Excerpts from a dataset
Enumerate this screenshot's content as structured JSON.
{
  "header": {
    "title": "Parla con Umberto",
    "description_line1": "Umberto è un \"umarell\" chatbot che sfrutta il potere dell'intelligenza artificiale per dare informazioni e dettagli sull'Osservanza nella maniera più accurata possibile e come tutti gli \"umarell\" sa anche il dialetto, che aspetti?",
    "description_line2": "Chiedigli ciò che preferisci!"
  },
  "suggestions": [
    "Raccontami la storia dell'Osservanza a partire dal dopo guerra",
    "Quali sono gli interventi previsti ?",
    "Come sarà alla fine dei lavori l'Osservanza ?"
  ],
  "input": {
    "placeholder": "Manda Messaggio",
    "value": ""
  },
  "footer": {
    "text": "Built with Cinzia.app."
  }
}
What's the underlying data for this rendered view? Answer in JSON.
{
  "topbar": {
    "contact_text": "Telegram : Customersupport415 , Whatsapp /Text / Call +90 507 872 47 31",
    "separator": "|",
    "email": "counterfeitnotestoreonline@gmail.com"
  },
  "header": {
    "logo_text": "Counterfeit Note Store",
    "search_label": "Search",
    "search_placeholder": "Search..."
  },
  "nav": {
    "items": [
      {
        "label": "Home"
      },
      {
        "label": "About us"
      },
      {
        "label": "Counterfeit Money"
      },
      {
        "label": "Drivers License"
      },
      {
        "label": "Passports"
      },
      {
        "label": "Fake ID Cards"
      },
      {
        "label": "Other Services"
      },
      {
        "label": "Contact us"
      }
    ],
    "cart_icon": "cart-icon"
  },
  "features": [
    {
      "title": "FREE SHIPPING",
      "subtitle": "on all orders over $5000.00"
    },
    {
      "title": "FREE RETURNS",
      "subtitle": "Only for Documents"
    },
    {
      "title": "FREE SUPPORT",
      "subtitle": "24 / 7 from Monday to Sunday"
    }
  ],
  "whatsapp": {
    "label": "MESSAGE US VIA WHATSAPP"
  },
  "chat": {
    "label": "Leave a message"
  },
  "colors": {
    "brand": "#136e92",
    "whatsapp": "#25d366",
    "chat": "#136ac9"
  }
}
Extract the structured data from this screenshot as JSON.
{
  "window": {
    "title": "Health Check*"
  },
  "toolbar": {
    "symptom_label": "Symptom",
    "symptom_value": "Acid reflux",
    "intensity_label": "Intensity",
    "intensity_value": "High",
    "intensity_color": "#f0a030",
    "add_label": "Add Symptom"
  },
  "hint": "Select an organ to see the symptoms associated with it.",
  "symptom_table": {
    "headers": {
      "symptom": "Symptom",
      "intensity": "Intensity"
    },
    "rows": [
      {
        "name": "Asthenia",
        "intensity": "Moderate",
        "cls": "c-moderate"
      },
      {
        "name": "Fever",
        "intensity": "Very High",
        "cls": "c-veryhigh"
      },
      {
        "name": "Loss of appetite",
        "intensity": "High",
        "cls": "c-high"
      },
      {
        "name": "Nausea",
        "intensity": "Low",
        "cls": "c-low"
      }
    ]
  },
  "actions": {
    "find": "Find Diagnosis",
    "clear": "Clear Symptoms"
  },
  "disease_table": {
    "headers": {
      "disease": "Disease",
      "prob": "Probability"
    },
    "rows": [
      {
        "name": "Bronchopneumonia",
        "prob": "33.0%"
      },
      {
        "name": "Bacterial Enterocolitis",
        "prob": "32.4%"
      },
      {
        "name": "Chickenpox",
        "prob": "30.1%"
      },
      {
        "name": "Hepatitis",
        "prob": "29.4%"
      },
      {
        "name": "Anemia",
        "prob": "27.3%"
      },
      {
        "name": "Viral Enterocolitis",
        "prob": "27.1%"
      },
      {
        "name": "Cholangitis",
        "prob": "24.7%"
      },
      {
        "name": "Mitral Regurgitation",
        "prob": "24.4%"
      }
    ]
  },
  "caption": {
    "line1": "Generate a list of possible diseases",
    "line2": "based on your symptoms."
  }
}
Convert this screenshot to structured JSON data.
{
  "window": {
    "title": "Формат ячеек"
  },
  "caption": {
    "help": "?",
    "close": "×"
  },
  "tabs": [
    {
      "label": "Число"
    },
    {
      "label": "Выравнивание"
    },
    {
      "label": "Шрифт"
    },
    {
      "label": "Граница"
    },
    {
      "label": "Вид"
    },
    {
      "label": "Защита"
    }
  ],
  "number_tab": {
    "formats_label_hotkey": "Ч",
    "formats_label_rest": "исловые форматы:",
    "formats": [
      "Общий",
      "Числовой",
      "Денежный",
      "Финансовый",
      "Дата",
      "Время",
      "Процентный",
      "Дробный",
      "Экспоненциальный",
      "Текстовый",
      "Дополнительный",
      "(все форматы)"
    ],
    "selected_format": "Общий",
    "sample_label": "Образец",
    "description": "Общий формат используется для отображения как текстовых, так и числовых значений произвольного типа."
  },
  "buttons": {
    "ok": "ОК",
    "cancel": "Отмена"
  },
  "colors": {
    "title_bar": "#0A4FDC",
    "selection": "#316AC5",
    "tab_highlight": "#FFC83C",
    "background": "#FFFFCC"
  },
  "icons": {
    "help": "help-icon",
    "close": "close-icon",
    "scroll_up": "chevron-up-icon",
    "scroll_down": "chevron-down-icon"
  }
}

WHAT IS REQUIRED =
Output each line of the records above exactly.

RESULT OF THE TASK =
Enumerate this screenshot's content as structured JSON.
{
  "header": {
    "title": "Parla con Umberto",
    "description_line1": "Umberto è un \"umarell\" chatbot che sfrutta il potere dell'intelligenza artificiale per dare informazioni e dettagli sull'Osservanza nella maniera più accurata possibile e come tutti gli \"umarell\" sa anche il dialetto, che aspetti?",
    "description_line2": "Chiedigli ciò che preferisci!"
  },
  "suggestions": [
    "Raccontami la storia dell'Osservanza a partire dal dopo guerra",
    "Quali sono gli interventi previsti ?",
    "Come sarà alla fine dei lavori l'Osservanza ?"
  ],
  "input": {
    "placeholder": "Manda Messaggio",
    "value": ""
  },
  "footer": {
    "text": "Built with Cinzia.app."
  }
}
What's the underlying data for this rendered view? Answer in JSON.
{
  "topbar": {
    "contact_text": "Telegram : Customersupport415 , Whatsapp /Text / Call +90 507 872 47 31",
    "separator": "|",
    "email": "counterfeitnotestoreonline@gmail.com"
  },
  "header": {
    "logo_text": "Counterfeit Note Store",
    "search_label": "Search",
    "search_placeholder": "Search..."
  },
  "nav": {
    "items": [
      {
        "label": "Home"
      },
      {
        "label": "About us"
      },
      {
        "label": "Counterfeit Money"
      },
      {
        "label": "Drivers License"
      },
      {
        "label": "Passports"
      },
      {
        "label": "Fake ID Cards"
      },
      {
        "label": "Other Services"
      },
      {
        "label": "Contact us"
      }
    ],
    "cart_icon": "cart-icon"
  },
  "features": [
    {
      "title": "FREE SHIPPING",
      "subtitle": "on all orders over $5000.00"
    },
    {
      "title": "FREE RETURNS",
      "subtitle": "Only for Documents"
    },
    {
      "title": "FREE SUPPORT",
      "subtitle": "24 / 7 from Monday to Sunday"
    }
  ],
  "whatsapp": {
    "label": "MESSAGE US VIA WHATSAPP"
  },
  "chat": {
    "label": "Leave a message"
  },
  "colors": {
    "brand": "#136e92",
    "whatsapp": "#25d366",
    "chat": "#136ac9"
  }
}
Extract the structured data from this screenshot as JSON.
{
  "window": {
    "title": "Health Check*"
  },
  "toolbar": {
    "symptom_label": "Symptom",
    "symptom_value": "Acid reflux",
    "intensity_label": "Intensity",
    "intensity_value": "High",
    "intensity_color": "#f0a030",
    "add_label": "Add Symptom"
  },
  "hint": "Select an organ to see the symptoms associated with it.",
  "symptom_table": {
    "headers": {
      "symptom": "Symptom",
      "intensity": "Intensity"
    },
    "rows": [
      {
        "name": "Asthenia",
        "intensity": "Moderate",
        "cls": "c-moderate"
      },
      {
        "name": "Fever",
        "intensity": "Very High",
        "cls": "c-veryhigh"
      },
      {
        "name": "Loss of appetite",
        "intensity": "High",
        "cls": "c-high"
      },
      {
        "name": "Nausea",
        "intensity": "Low",
        "cls": "c-low"
      }
    ]
  },
  "actions": {
    "find": "Find Diagnosis",
    "clear": "Clear Symptoms"
  },
  "disease_table": {
    "headers": {
      "disease": "Disease",
      "prob": "Probability"
    },
    "rows": [
      {
        "name": "Bronchopneumonia",
        "prob": "33.0%"
      },
      {
        "name": "Bacterial Enterocolitis",
        "prob": "32.4%"
      },
      {
        "name": "Chickenpox",
        "prob": "30.1%"
      },
      {
        "name": "Hepatitis",
        "prob": "29.4%"
      },
      {
        "name": "Anemia",
        "prob": "27.3%"
      },
      {
        "name": "Viral Enterocolitis",
        "prob": "27.1%"
      },
      {
        "name": "Cholangitis",
        "prob": "24.7%"
      },
      {
        "name": "Mitral Regurgitation",
        "prob": "24.4%"
      }
    ]
  },
  "caption": {
    "line1": "Generate a list of possible diseases",
    "line2": "based on your symptoms."
  }
}
Convert this screenshot to structured JSON data.
{
  "window": {
    "title": "Формат ячеек"
  },
  "caption": {
    "help": "?",
    "close": "×"
  },
  "tabs": [
    {
      "label": "Число"
    },
    {
      "label": "Выравнивание"
    },
    {
      "label": "Шрифт"
    },
    {
      "label": "Граница"
    },
    {
      "label": "Вид"
    },
    {
      "label": "Защита"
    }
  ],
  "number_tab": {
    "formats_label_hotkey": "Ч",
    "formats_label_rest": "исловые форматы:",
    "formats": [
      "Общий",
      "Числовой",
      "Денежный",
      "Финансовый",
      "Дата",
      "Время",
      "Процентный",
      "Дробный",
      "Экспоненциальный",
      "Текстовый",
      "Дополнительный",
      "(все форматы)"
    ],
    "selected_format": "Общий",
    "sample_label": "Образец",
    "description": "Общий формат используется для отображения как текстовых, так и числовых значений произвольного типа."
  },
  "buttons": {
    "ok": "ОК",
    "cancel": "Отмена"
  },
  "colors": {
    "title_bar": "#0A4FDC",
    "selection": "#316AC5",
    "tab_highlight": "#FFC83C",
    "background": "#FFFFCC"
  },
  "icons": {
    "help": "help-icon",
    "close": "close-icon",
    "scroll_up": "chevron-up-icon",
    "scroll_down": "chevron-down-icon"
  }
}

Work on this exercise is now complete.